- _DIRECTIONS_
From the records that follow, copy every line in which "SPENT" appears.
• • •
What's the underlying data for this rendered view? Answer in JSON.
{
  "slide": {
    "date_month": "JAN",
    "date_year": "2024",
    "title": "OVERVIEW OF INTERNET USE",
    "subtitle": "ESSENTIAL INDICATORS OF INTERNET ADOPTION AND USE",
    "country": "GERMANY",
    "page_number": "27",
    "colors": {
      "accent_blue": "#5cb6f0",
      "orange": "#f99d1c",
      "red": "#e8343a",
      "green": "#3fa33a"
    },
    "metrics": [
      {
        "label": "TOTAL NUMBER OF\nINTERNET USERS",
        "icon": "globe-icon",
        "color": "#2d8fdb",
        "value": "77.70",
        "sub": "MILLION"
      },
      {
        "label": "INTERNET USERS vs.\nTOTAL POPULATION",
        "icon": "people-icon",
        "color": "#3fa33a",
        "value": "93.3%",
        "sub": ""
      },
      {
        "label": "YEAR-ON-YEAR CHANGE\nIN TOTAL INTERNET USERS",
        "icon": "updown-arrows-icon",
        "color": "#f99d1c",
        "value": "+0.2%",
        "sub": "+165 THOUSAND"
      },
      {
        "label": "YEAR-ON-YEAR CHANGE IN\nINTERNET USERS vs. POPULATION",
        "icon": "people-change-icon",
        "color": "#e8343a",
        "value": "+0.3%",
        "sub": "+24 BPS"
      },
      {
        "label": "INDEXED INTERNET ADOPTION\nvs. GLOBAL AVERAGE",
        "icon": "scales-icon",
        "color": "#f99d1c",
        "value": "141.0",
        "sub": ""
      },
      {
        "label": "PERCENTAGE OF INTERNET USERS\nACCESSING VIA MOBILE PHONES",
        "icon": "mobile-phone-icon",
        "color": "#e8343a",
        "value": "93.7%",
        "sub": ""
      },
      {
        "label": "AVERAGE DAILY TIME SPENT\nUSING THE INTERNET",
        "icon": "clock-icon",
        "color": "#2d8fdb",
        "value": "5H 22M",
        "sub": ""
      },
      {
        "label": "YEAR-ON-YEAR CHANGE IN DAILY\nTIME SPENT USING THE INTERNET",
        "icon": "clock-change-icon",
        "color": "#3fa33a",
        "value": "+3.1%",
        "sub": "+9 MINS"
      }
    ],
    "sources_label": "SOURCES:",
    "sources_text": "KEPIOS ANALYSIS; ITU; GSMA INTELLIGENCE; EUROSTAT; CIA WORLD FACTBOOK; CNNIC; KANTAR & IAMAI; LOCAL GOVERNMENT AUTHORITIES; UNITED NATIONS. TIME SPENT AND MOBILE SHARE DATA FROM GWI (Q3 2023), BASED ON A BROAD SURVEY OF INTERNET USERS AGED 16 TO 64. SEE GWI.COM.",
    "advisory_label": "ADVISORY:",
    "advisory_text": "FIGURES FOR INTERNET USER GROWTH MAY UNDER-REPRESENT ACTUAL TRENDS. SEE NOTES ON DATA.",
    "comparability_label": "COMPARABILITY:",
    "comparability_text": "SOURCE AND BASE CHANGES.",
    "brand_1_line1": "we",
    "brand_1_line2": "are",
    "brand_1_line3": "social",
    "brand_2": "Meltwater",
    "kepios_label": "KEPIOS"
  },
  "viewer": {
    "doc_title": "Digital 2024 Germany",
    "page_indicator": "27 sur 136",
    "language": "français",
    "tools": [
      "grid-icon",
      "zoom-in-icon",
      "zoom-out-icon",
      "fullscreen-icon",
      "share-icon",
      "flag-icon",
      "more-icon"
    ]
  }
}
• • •
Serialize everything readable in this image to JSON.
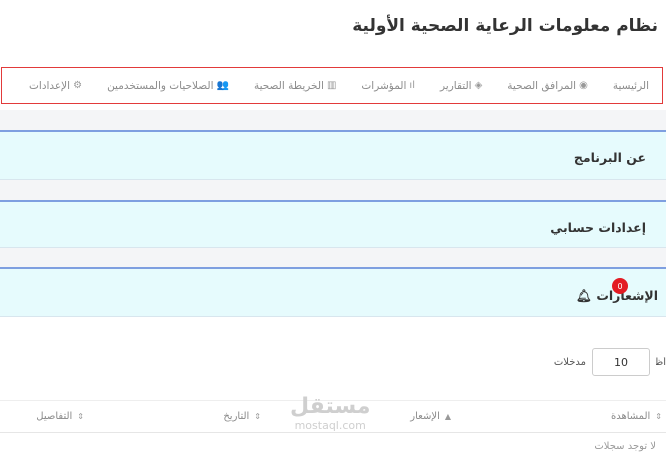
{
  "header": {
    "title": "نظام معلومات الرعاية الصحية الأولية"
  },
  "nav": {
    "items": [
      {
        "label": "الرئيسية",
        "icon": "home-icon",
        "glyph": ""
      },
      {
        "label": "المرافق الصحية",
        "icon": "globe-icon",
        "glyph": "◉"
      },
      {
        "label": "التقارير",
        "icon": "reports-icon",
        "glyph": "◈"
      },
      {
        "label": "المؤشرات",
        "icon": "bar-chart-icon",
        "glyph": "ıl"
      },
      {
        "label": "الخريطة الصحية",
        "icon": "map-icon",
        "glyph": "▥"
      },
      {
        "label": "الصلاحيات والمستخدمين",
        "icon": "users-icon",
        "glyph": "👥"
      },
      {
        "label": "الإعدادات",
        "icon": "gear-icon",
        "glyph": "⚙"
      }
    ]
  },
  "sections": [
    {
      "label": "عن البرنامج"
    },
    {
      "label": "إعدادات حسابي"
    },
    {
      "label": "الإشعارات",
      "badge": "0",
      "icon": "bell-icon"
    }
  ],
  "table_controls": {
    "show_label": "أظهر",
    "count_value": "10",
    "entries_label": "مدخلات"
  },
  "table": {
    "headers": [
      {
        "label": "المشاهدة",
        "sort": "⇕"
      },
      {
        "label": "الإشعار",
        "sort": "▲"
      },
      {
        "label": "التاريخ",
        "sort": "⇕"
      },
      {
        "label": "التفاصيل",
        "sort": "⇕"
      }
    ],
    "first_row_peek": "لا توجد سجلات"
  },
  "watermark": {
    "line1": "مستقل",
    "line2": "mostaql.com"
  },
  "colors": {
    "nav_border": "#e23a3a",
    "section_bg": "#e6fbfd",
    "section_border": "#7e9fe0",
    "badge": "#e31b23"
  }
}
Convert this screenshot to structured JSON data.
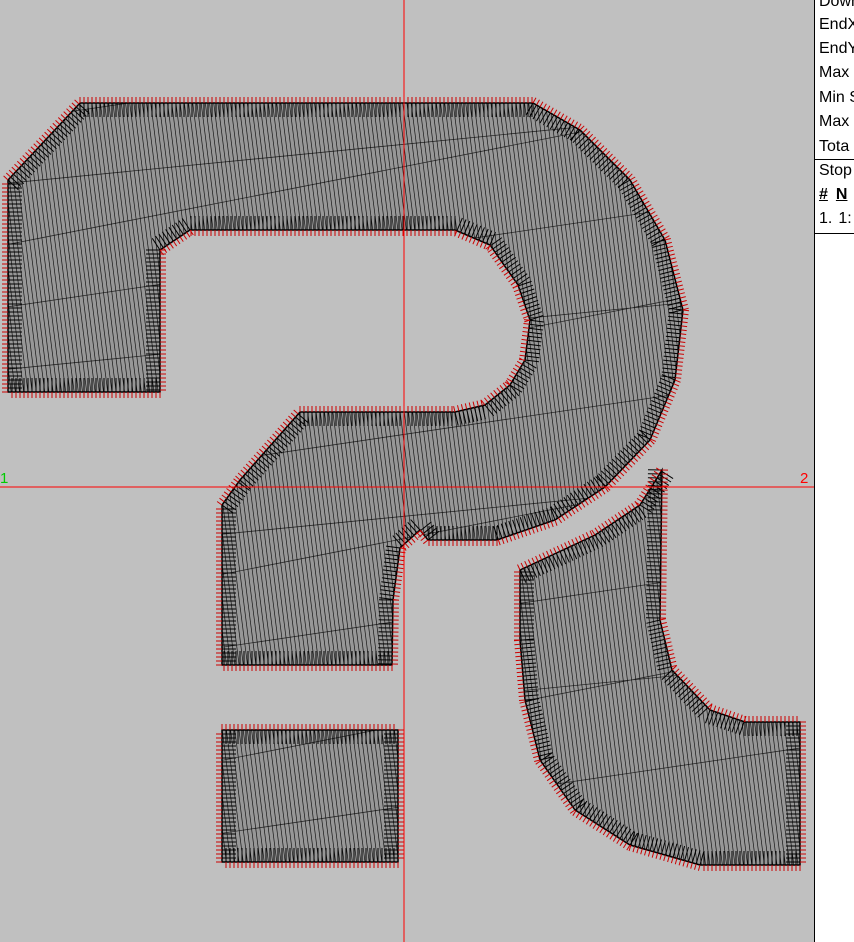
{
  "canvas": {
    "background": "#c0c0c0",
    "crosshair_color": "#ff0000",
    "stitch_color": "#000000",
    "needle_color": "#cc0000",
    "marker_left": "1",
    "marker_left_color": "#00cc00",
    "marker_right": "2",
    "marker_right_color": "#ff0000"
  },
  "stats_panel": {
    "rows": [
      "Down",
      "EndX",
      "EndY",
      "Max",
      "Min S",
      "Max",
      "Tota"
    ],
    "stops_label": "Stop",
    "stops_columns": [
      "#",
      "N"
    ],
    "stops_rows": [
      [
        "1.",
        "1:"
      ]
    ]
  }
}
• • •
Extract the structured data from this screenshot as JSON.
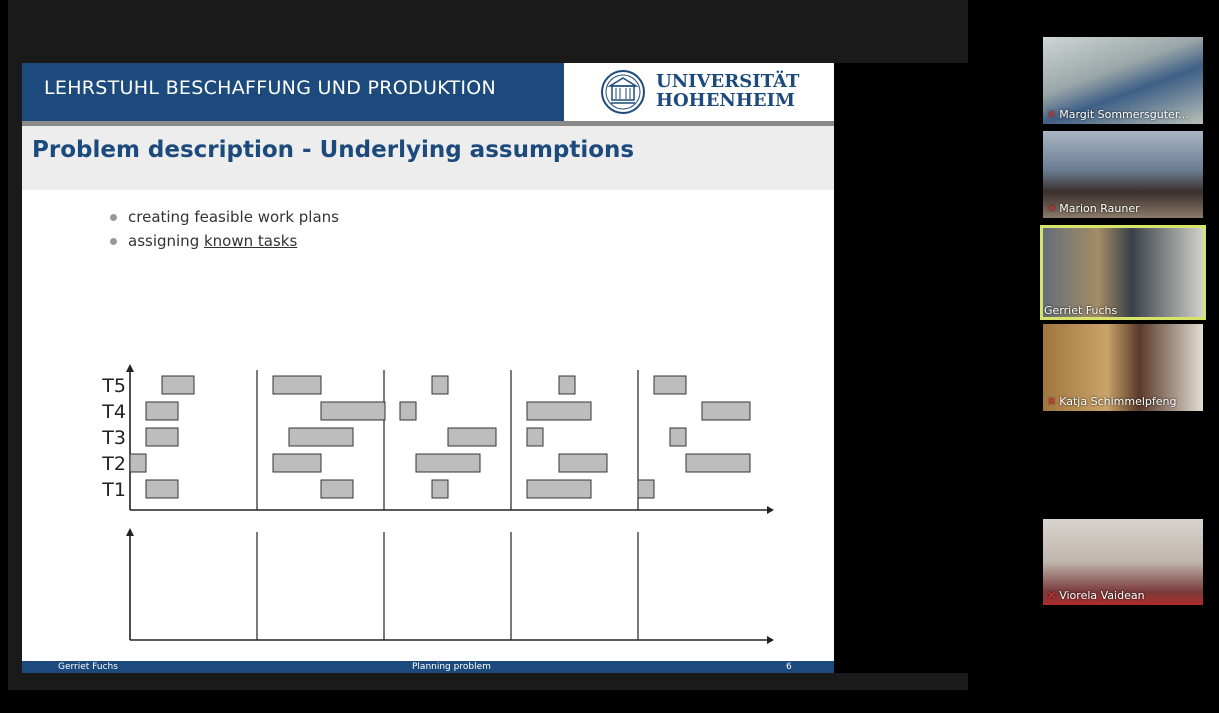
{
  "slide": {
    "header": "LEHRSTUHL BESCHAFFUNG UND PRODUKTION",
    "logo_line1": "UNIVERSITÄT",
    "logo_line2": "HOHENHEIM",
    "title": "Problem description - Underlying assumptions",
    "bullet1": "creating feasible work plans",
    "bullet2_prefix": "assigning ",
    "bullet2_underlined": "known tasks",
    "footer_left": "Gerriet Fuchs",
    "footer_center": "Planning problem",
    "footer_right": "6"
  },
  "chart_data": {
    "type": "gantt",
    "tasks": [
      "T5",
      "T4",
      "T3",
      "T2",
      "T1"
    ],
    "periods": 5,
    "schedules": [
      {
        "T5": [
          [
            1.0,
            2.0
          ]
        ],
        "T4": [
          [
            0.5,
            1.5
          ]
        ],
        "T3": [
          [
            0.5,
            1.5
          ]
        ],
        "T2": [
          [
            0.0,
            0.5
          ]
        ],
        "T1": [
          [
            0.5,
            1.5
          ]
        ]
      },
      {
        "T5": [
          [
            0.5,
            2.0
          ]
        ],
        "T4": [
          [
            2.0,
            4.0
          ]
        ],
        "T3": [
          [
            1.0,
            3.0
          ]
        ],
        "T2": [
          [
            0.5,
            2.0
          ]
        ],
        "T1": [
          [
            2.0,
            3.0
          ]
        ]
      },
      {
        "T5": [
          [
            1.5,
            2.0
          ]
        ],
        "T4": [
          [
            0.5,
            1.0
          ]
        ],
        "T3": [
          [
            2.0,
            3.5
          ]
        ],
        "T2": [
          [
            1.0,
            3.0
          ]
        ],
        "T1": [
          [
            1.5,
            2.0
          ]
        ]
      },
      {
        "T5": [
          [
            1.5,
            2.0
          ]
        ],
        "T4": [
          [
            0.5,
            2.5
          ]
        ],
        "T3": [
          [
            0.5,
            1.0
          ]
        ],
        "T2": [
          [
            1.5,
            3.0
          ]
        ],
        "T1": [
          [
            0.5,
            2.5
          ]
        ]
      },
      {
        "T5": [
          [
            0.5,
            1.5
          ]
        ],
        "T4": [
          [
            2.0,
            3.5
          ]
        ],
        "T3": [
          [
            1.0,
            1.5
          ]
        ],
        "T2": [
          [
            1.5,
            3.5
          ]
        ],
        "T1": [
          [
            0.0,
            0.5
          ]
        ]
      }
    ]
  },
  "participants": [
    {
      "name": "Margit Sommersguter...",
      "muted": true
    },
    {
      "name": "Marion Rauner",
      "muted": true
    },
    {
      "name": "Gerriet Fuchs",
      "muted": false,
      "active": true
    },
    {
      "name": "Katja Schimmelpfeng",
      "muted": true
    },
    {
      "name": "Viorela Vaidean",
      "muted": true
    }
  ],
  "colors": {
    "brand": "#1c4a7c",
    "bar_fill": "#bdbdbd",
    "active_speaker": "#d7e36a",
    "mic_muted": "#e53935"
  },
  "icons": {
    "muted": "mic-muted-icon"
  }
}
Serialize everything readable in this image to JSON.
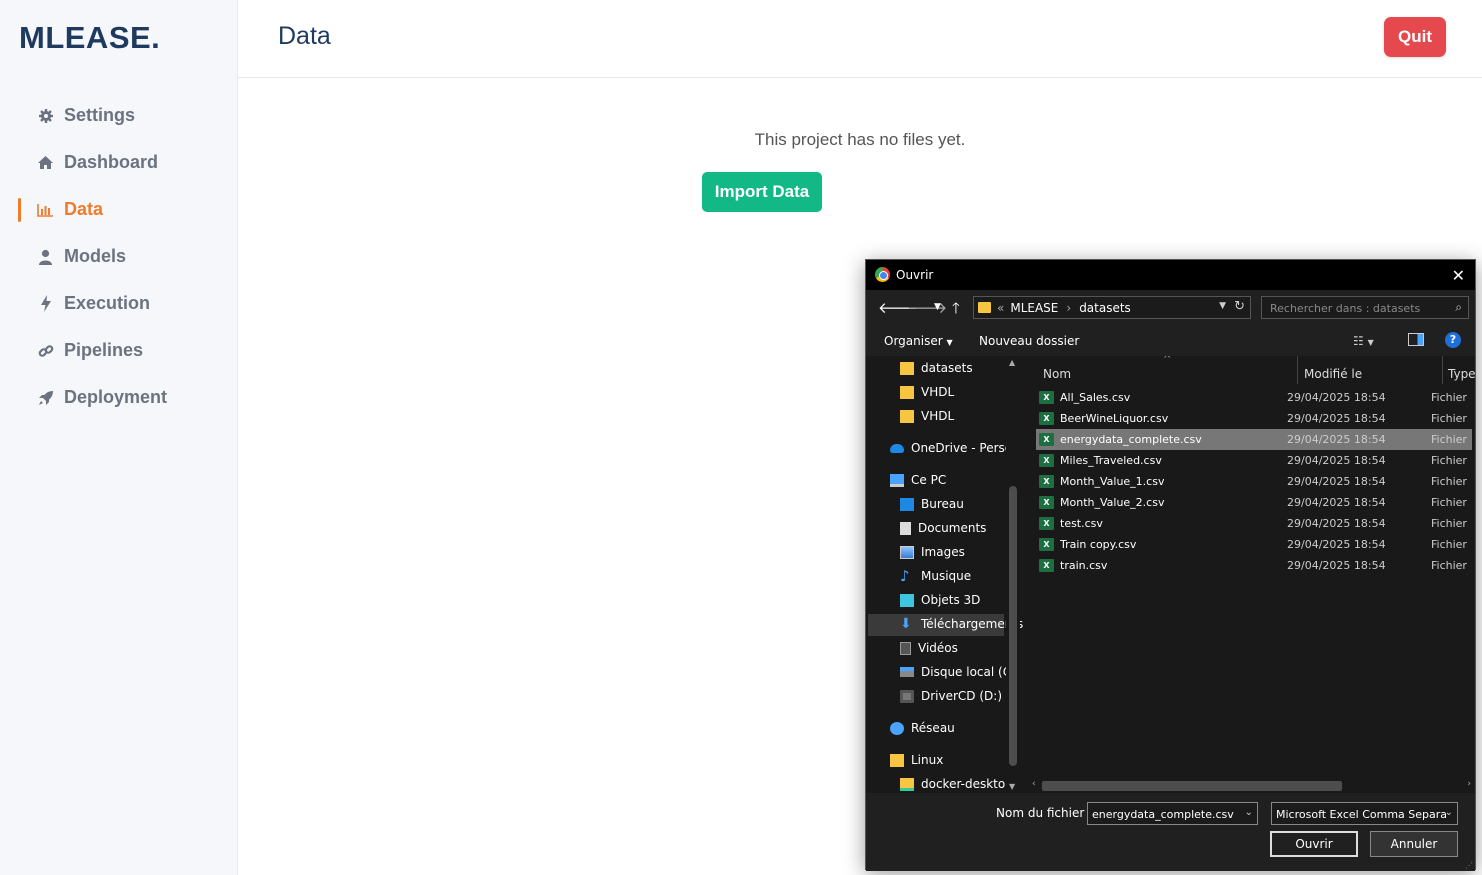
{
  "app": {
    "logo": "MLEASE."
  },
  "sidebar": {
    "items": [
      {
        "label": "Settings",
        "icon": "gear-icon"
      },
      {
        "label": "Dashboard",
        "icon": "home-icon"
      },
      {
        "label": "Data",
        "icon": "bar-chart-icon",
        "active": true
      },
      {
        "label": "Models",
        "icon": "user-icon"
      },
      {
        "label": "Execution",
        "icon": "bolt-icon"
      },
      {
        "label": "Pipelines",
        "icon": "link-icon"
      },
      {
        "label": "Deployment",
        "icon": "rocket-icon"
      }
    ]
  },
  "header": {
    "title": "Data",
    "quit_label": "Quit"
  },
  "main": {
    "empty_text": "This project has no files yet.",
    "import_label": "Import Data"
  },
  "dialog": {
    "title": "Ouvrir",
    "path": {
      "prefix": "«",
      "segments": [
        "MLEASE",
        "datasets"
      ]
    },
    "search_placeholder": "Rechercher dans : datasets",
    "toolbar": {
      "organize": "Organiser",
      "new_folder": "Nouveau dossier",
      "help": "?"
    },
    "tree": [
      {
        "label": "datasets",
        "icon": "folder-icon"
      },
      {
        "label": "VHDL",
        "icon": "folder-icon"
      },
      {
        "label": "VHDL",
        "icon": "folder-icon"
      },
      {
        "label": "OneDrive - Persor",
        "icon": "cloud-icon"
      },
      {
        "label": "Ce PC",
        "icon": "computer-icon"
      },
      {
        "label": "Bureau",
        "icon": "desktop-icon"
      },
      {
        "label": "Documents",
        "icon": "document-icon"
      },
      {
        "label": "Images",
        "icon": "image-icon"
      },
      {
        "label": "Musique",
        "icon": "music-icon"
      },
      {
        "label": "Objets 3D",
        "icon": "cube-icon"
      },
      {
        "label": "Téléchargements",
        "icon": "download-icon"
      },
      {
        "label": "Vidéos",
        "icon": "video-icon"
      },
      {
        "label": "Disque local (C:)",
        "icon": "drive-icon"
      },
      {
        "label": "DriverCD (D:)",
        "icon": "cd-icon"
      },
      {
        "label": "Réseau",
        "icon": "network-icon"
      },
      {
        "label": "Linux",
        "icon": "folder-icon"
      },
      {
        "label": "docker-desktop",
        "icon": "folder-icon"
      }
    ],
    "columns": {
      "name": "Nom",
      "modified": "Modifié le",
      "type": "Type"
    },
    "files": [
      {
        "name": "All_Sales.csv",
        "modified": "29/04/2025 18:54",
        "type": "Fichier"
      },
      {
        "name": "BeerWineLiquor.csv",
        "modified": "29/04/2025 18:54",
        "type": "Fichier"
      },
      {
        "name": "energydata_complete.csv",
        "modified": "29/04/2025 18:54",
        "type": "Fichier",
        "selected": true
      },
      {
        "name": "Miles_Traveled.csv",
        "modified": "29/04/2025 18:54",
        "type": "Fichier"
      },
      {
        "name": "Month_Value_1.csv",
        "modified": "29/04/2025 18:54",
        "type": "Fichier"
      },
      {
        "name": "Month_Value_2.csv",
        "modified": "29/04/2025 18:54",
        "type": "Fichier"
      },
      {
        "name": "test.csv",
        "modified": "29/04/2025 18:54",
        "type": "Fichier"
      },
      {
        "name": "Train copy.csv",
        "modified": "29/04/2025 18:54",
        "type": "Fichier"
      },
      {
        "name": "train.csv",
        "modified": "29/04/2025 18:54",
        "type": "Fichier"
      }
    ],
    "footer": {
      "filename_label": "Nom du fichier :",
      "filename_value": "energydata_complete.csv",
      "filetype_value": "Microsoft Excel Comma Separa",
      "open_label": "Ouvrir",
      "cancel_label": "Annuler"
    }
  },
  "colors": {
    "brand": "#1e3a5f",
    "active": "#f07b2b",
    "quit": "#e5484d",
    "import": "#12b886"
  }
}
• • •
- _REPLY_
        "label": "AVERAGE DAILY TIME SPENT\nUSING THE INTERNET",
        "label": "YEAR-ON-YEAR CHANGE IN DAILY\nTIME SPENT USING THE INTERNET",
    "sources_text": "KEPIOS ANALYSIS; ITU; GSMA INTELLIGENCE; EUROSTAT; CIA WORLD FACTBOOK; CNNIC; KANTAR & IAMAI; LOCAL GOVERNMENT AUTHORITIES; UNITED NATIONS. TIME SPENT AND MOBILE SHARE DATA FROM GWI (Q3 2023), BASED ON A BROAD SURVEY OF INTERNET USERS AGED 16 TO 64. SEE GWI.COM.",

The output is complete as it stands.